What this task involves » Gather the lines from the material that contain "Software".

::::

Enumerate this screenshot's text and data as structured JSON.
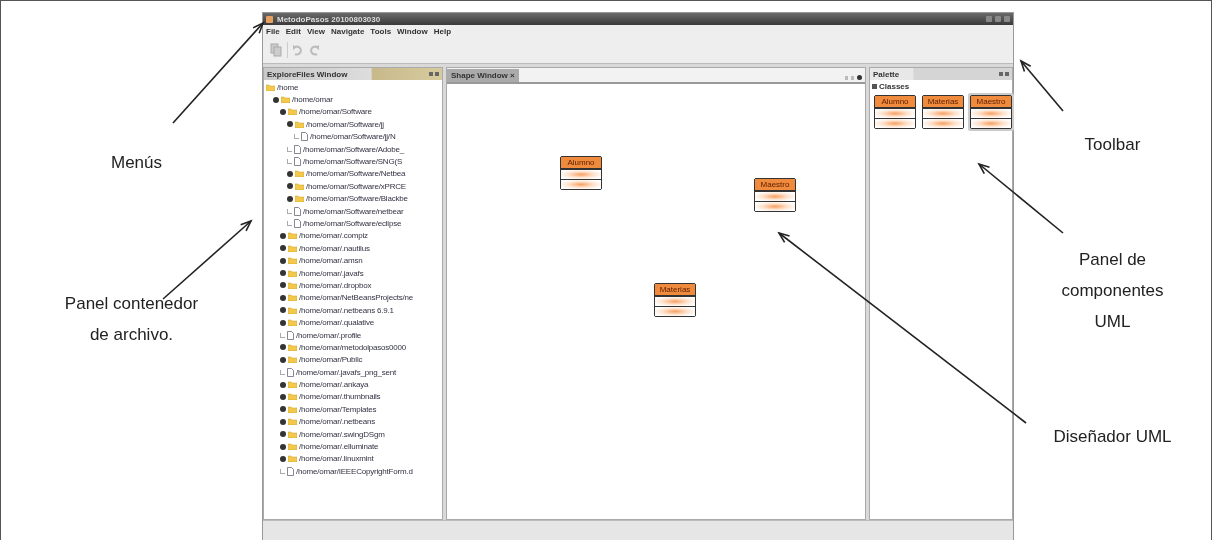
{
  "annotations": [
    {
      "text": "Menús"
    },
    {
      "text": "Panel contenedor de archivo."
    },
    {
      "text": "Toolbar"
    },
    {
      "text": "Panel de componentes UML"
    },
    {
      "text": "Diseñador UML"
    }
  ],
  "window": {
    "title": "MetodoPasos 20100803030"
  },
  "menu": [
    "File",
    "Edit",
    "View",
    "Navigate",
    "Tools",
    "Window",
    "Help"
  ],
  "explorer": {
    "title": "ExploreFiles Window",
    "tree": [
      {
        "label": "/home",
        "kind": "folder",
        "children": [
          {
            "label": "/home/omar",
            "kind": "folder",
            "children": [
              {
                "label": "/home/omar/Software",
                "kind": "folder",
                "children": [
                  {
                    "label": "/home/omar/Software/jj",
                    "kind": "folder",
                    "children": [
                      {
                        "label": "/home/omar/Software/jj/N",
                        "kind": "file"
                      }
                    ]
                  },
                  {
                    "label": "/home/omar/Software/Adobe_",
                    "kind": "file"
                  },
                  {
                    "label": "/home/omar/Software/SNG(S",
                    "kind": "file"
                  },
                  {
                    "label": "/home/omar/Software/Netbea",
                    "kind": "folder"
                  },
                  {
                    "label": "/home/omar/Software/xPRCE",
                    "kind": "folder"
                  },
                  {
                    "label": "/home/omar/Software/Blackbe",
                    "kind": "folder"
                  },
                  {
                    "label": "/home/omar/Software/netbear",
                    "kind": "file"
                  },
                  {
                    "label": "/home/omar/Software/eclipse",
                    "kind": "file"
                  }
                ]
              },
              {
                "label": "/home/omar/.compiz",
                "kind": "folder"
              },
              {
                "label": "/home/omar/.nautilus",
                "kind": "folder"
              },
              {
                "label": "/home/omar/.amsn",
                "kind": "folder"
              },
              {
                "label": "/home/omar/.javafs",
                "kind": "folder"
              },
              {
                "label": "/home/omar/.dropbox",
                "kind": "folder"
              },
              {
                "label": "/home/omar/NetBeansProjects/ne",
                "kind": "folder"
              },
              {
                "label": "/home/omar/.netbeans 6.9.1",
                "kind": "folder"
              },
              {
                "label": "/home/omar/.qualative",
                "kind": "folder"
              },
              {
                "label": "/home/omar/.profile",
                "kind": "file"
              },
              {
                "label": "/home/omar/metodolpasos0000",
                "kind": "folder"
              },
              {
                "label": "/home/omar/Public",
                "kind": "folder"
              },
              {
                "label": "/home/omar/.javafs_png_sent",
                "kind": "file"
              },
              {
                "label": "/home/omar/.ankaya",
                "kind": "folder"
              },
              {
                "label": "/home/omar/.thumbnails",
                "kind": "folder"
              },
              {
                "label": "/home/omar/Templates",
                "kind": "folder"
              },
              {
                "label": "/home/omar/.netbeans",
                "kind": "folder"
              },
              {
                "label": "/home/omar/.swingDSgm",
                "kind": "folder"
              },
              {
                "label": "/home/omar/.elluminate",
                "kind": "folder"
              },
              {
                "label": "/home/omar/.linuxmint",
                "kind": "folder"
              },
              {
                "label": "/home/omar/IEEECopyrightForm.d",
                "kind": "file"
              }
            ]
          }
        ]
      }
    ]
  },
  "designer": {
    "tab": "Shape Window",
    "tab_close": "×",
    "classes": [
      {
        "name": "Alumno"
      },
      {
        "name": "Maestro"
      },
      {
        "name": "Materias"
      }
    ]
  },
  "palette": {
    "title": "Palette",
    "category": "Classes",
    "items": [
      {
        "name": "Alumno",
        "selected": false
      },
      {
        "name": "Materias",
        "selected": false
      },
      {
        "name": "Maestro",
        "selected": true
      }
    ]
  }
}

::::

Solution to the exercise »
                "label": "/home/omar/Software",
                    "label": "/home/omar/Software/jj",
                        "label": "/home/omar/Software/jj/N",
                    "label": "/home/omar/Software/Adobe_",
                    "label": "/home/omar/Software/SNG(S",
                    "label": "/home/omar/Software/Netbea",
                    "label": "/home/omar/Software/xPRCE",
                    "label": "/home/omar/Software/Blackbe",
                    "label": "/home/omar/Software/netbear",
                    "label": "/home/omar/Software/eclipse",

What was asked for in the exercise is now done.